A Family for the Holidays
Growing up I can remember summers spent watching F-Troop, Here Come the Brides and Maverick. These bastions of comedic capers weren’t exactly accurate portrayals of life in the American West but they were fun representations of the Western legends; tales of handsome, brave sheriffs; pretty, plucky maidens and sweet kids. If you miss shows like that and movies like Disney’s Apple Dumpling Gang you’re in for a real treat with Ms. Shackelford’s A Family for the Holidays; it perfectly captures the spirit of Old West cinema.
When Lily Winter first meets Jake Elder, she faints. As chaperone to rich orphans Sam and Peter Tyler, it is Lily’s job to accompany the children until she can connect with their grandfather and ensure they are in good hands. But when she reaches Frozen Oaks, NE,there is no sign of Grandpa Tyler and meeting the local gunfighter has her swooning from exhaustion and hunger.

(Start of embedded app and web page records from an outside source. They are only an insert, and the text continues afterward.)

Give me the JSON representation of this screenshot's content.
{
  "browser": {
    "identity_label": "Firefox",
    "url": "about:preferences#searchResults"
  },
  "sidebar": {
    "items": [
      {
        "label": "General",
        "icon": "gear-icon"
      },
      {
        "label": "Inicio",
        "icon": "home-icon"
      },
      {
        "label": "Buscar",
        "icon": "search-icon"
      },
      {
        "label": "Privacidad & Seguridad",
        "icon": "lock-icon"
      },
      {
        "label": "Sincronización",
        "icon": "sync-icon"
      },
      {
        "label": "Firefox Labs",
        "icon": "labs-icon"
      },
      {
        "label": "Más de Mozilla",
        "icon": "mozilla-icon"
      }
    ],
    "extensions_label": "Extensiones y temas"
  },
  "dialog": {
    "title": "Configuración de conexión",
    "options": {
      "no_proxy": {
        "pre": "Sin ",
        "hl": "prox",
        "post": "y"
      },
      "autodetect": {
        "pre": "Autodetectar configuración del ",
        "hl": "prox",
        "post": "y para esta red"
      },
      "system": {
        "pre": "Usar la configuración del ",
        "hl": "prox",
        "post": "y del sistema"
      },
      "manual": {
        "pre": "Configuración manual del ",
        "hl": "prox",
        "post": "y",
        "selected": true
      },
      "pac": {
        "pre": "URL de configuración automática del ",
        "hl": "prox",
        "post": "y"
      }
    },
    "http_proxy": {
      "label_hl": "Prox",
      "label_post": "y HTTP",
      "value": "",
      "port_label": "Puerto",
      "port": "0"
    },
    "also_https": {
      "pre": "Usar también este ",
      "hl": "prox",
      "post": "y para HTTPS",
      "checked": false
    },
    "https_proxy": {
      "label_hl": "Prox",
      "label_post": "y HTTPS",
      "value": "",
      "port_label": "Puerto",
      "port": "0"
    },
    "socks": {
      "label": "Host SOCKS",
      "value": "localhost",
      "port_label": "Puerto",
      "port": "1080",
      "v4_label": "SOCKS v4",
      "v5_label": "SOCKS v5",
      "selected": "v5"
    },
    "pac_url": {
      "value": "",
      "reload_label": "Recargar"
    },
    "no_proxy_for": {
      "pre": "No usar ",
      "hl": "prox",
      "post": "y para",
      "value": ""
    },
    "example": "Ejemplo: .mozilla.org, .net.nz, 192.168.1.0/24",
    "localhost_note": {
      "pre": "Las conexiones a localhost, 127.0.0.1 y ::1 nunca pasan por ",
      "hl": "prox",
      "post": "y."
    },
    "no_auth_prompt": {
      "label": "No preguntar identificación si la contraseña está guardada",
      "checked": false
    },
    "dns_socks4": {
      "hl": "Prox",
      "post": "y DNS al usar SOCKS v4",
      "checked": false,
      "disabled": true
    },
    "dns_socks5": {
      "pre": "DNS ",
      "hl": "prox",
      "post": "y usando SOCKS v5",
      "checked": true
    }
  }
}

Jake finds the inert Lily a lovely but unwanted distraction. Helping her get back on her feet and warning that she should take her two charges and leave town is all he can do for her. It’s actually a bit more than he should do. He’s a U.S. Marshall working undercover as a gun for hire so he can trace a faulty shipment of weapons and his desire is to appear dangerous and deplorable. As he puts it helping “an unconscious woman while being trailed by two youngsters was bad for his false reputation.”
Once she revives, Lily turns out to be a lot sharper – and have a lot more grit – than her fainting spell would lead one to suspect. In spite of the fact that she needs to return to St. Joseph, MO to deal with an issue of her own, she stays with the children and begins to methodically hunt for their grandfather. Almost right away she figures out that there is something not quite right in the small town and that some in the community represent an actual threat to her young charges. She also realizes that despite his criminal demeanor Jake is the only person who has actually offered a helping hand. When the local sheriff throws Jake in prison on trumped up charges, Lily feels to blame. She is certain that his current peril has been caused by his willing assistance to her and the children. Feeling guilty for getting Jake into trouble and determined to leave the city, she breaks Jake out of prison. As the four begin a perilous journey to St. Joseph and safety, they are forced to wear the disguise of being a happy family. Naturally, in the manner of all romance novels with this setup, before the end of the novel that fantasy will be a reality.
This tale reminded me of a cup of cocoa: sugary, predictable and able to give a bit of a warm afterglow. The characters and storyline will be familiar to readers of Western stories, and the plot will be familiar to romance fans but in this case that predictability works since the book delivers exactly what the reader wants. As expected, Lily is resilient, kind, pretty and loving. Jake is brave, smart, tough and dependable. The children are adorable and precocious. They work wonderfully together to outwit the bad guys and all of them falling in love with each other is as inevitable as a picturesque Western sunset. Clear, crisp prose and the sweetness of the story make it a quick, easy perusal.
I can’t really rate the historical accuracy since it is a tale of the Old West as we wish it had been, not as it actually was. That doesn’t have anything to do with lack of research so much as it does with presenting the legend of the West over the reality of it. That is why I compared the story to popular T.V. shows depicting that era. While this tale lacks some of the laugh out loud or slap-stick style moments of those series it has a gentle humor and bonhomie underlying everything that was reminiscent of them.
This is labeled as an Inspirational novel but there are no more than one or two lines actually talking about faith, so the book is as far from preachy as one can get and still mention God.
For many, Christmas is all about family, love, celebrations and a Currier and Ives style wintery landscape. A Family for the Holidays does a charming job of delivering just that.
I've been an avid reader since 2nd grade and discovered romance when my cousin lent me Lord of La Pampa by Kay Thorpe in 7th grade. I currently read approximately 150 books a year, comprised of a mix of Young Adult, romance, mystery, women's fiction, and science fiction/fantasy.